According to the Federal Election Commission, Tracy last year received a $5,000 campaign contribution from Lee Beaman, a main Amp opponent. Although Tracy told reporters he did not know Beaman was leading the charge to fight to the project, he said he knew of his opposition.
While Ramsey acknowledged the city is growing as a fast pace, he said Nashville is “not there yet” to need bus rapid transit and said “one year is not going to hurt anything.”
Dean will be termed out of office about a year from now, a fact when pointed out to Ramsey by a reporter led him to laugh and sarcastically reply, "He won’t?"
“This isn’t Atlanta and this isn’t New York City," he said. "Do we have some minor problems? Maybe. But I’m not sure that the city of Nashville is ready for a MARTA or ready for a METRO or anything like that. I won’t say nothing, but I do think we make sure that this is something that will be used and not highly taxpayer subsidized before we’re doing that,” he said.
House Speaker Beth Harwell didn't know about Tracy's budget amendment until after it was approved, the Nashville Republican told reporters. But she said she's unchanged in her opposition to funding the Amp ahead of other projects already on the state's priority list.
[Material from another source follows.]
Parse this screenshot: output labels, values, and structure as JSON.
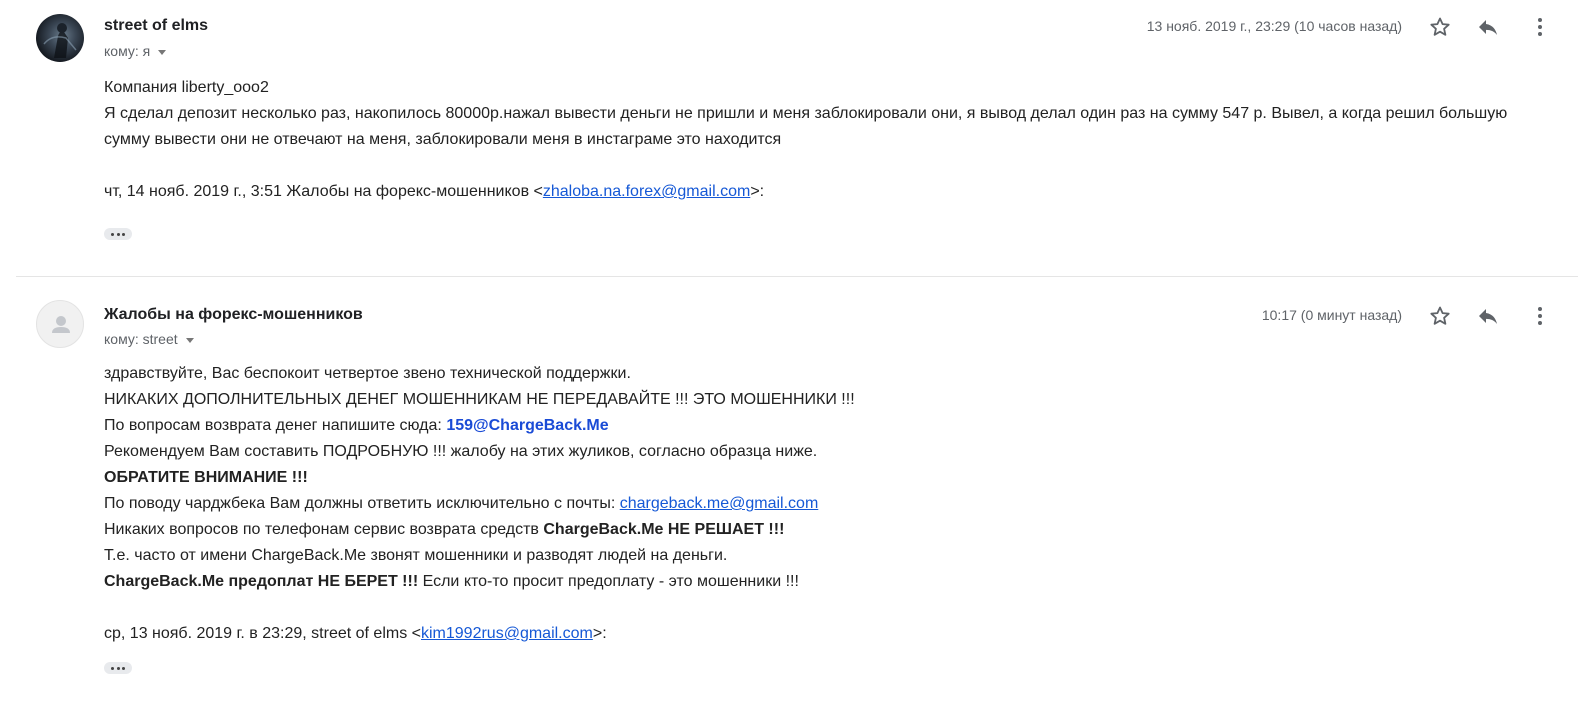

"We are underfunding our road projects across the state and I think they [state legislators] felt strongly that this was too big of an ask for any state money to be used for this project," she said. "I would agree with that."